You wake up in the morning and turn on a light using electricity generated by oil and natural gas that Koch Industries discovered, sold, refined, and delivered to the power plant. You get out of bed and your feet touch a carpet made from Koch polymers. You drink from a paper cup manufactured by Koch. You use a Koch paper towel to clean up water spilled from the cup. You get dressed in Lycra products made by Koch. You leave the house, built from materials that in all likelihood have at some point intersected with a Koch company, and get into a car powered by gasoline made by Koch Industries. You drive to the airport where you get on an airplane using fuel refined at a Koch facility. If the airplane is Air Force One, when you get thirsty you have some coffee from the Koch-produced official presidential coffee cup. You hijack the plane and demand that the pilot take you to a country where there is no Koch presence, no Koch employee, no Koch brand. But he can’t.

Fred Koch died in 1967, not long after turning over management of Koch Industries to his son Charles. Were he alive today, he would doubtless be pleased that virulent communism as he knew it has withdrawn from Soviet soil, and that the Soviet Union itself has ceased to exist.

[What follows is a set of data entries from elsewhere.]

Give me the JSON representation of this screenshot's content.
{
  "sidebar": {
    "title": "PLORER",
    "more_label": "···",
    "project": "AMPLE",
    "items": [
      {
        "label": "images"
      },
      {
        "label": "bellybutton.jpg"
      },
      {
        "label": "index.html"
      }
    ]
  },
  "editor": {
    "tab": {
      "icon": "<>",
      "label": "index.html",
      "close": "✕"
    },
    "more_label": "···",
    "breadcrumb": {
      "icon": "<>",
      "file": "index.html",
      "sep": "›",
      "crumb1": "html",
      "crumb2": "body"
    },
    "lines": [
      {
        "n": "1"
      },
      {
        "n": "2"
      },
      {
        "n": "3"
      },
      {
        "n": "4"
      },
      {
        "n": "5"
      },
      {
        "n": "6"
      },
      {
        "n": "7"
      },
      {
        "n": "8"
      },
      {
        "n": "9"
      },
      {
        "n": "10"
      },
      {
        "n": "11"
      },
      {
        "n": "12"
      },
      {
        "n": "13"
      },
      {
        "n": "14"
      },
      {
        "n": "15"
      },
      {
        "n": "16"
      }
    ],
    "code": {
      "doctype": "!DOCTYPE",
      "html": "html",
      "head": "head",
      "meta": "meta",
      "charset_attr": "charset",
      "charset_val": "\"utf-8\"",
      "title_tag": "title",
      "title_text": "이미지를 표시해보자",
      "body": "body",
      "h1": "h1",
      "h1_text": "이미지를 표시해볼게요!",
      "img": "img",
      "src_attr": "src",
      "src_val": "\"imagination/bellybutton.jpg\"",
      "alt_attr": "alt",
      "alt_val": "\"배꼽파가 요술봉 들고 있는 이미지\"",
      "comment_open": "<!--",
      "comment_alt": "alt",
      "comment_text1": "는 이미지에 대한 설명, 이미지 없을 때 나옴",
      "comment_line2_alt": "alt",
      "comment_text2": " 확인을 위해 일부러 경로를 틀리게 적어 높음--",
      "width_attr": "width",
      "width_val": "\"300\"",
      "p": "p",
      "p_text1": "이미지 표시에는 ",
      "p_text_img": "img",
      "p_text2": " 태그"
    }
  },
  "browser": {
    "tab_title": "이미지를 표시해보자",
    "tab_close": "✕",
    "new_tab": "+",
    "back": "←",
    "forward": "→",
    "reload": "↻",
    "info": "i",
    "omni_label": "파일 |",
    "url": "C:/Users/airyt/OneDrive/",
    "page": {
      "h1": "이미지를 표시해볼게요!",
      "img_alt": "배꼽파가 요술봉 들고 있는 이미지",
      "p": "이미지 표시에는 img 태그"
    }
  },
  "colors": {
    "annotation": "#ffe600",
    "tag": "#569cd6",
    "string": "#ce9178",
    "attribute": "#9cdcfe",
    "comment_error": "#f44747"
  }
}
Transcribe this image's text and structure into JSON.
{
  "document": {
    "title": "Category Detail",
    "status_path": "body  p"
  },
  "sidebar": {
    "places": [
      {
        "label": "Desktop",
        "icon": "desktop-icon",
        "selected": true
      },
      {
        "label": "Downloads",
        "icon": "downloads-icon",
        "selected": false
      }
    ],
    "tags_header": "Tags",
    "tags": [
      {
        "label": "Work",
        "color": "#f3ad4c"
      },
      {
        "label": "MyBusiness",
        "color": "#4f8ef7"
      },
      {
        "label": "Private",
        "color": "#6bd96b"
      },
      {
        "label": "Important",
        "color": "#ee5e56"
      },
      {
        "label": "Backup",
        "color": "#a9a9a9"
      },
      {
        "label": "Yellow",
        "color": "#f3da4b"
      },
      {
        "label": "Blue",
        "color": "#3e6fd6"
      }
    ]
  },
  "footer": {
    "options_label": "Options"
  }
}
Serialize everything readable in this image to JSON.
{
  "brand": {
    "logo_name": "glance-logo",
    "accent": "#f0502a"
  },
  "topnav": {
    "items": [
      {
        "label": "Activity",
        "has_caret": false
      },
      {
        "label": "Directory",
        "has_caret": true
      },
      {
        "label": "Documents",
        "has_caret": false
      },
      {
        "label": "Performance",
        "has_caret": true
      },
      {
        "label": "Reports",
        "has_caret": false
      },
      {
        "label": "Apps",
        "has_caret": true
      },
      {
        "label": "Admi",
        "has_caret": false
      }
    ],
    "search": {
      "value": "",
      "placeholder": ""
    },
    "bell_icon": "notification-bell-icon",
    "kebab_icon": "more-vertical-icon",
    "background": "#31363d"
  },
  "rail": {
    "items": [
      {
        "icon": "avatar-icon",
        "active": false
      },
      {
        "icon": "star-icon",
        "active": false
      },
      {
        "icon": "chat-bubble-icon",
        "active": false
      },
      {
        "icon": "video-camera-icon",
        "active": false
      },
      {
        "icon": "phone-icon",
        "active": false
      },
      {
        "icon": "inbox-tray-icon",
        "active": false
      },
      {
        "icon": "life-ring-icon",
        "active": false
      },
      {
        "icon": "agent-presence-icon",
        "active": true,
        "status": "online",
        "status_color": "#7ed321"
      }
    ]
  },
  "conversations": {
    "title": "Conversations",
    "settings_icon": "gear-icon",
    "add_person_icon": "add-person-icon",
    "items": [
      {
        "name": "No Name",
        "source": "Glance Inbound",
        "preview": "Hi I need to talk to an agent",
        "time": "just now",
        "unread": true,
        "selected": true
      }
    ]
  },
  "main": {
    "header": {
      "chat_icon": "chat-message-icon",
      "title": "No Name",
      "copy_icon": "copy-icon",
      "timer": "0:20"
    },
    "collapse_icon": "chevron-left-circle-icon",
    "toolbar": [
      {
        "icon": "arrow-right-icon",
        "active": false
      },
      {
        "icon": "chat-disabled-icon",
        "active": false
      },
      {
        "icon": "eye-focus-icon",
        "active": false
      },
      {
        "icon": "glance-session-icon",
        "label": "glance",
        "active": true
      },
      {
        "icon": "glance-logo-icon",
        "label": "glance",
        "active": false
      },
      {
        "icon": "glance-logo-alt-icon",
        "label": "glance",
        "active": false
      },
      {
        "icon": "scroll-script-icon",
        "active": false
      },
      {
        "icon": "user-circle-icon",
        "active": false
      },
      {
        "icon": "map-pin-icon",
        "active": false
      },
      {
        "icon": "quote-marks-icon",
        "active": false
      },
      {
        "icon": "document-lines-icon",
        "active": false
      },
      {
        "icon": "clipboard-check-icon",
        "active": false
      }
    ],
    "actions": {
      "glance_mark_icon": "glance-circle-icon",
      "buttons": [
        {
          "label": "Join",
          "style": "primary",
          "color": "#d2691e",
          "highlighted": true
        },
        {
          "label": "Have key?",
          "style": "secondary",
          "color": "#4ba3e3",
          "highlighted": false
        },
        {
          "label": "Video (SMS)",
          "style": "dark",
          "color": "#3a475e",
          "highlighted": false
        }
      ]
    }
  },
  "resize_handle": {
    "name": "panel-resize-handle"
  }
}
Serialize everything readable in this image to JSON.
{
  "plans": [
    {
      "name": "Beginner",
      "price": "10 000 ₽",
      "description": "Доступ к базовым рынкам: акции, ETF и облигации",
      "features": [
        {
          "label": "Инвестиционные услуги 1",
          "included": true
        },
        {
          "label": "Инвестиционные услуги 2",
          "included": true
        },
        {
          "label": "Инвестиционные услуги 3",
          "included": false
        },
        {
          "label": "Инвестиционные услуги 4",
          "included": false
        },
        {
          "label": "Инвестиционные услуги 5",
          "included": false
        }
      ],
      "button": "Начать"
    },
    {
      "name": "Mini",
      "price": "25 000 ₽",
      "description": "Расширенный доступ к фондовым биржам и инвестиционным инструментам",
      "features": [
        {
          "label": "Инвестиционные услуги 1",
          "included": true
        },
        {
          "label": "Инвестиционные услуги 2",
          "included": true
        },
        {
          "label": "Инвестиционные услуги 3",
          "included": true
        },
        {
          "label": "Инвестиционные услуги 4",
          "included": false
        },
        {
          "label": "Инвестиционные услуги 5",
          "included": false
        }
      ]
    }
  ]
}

He would probably be dismayed, however, that the United States is still enmeshed in the United Nations, and that she has traveled very far down the road to socialist serfdom. He would no doubt perceive the irony that, despite the demise of the Bolsheviks, their program for America, as a wispy little revolutionary explained it to him so long ago, is still very much in force. The process of subversion, corruption, and compromise of liberty continues apace, even if its authors are nowadays known (to the extent that they are recognized at all) by different names. But the occasional Fred Kochs that America is still capable of nurturing — the men of exceptional abilities who somehow avoid being seduced by success and who are willing to hazard all in the fight against organized evil — afford us hope that, after all, truth and right will prevail in the long run.

Photo: AP Images

...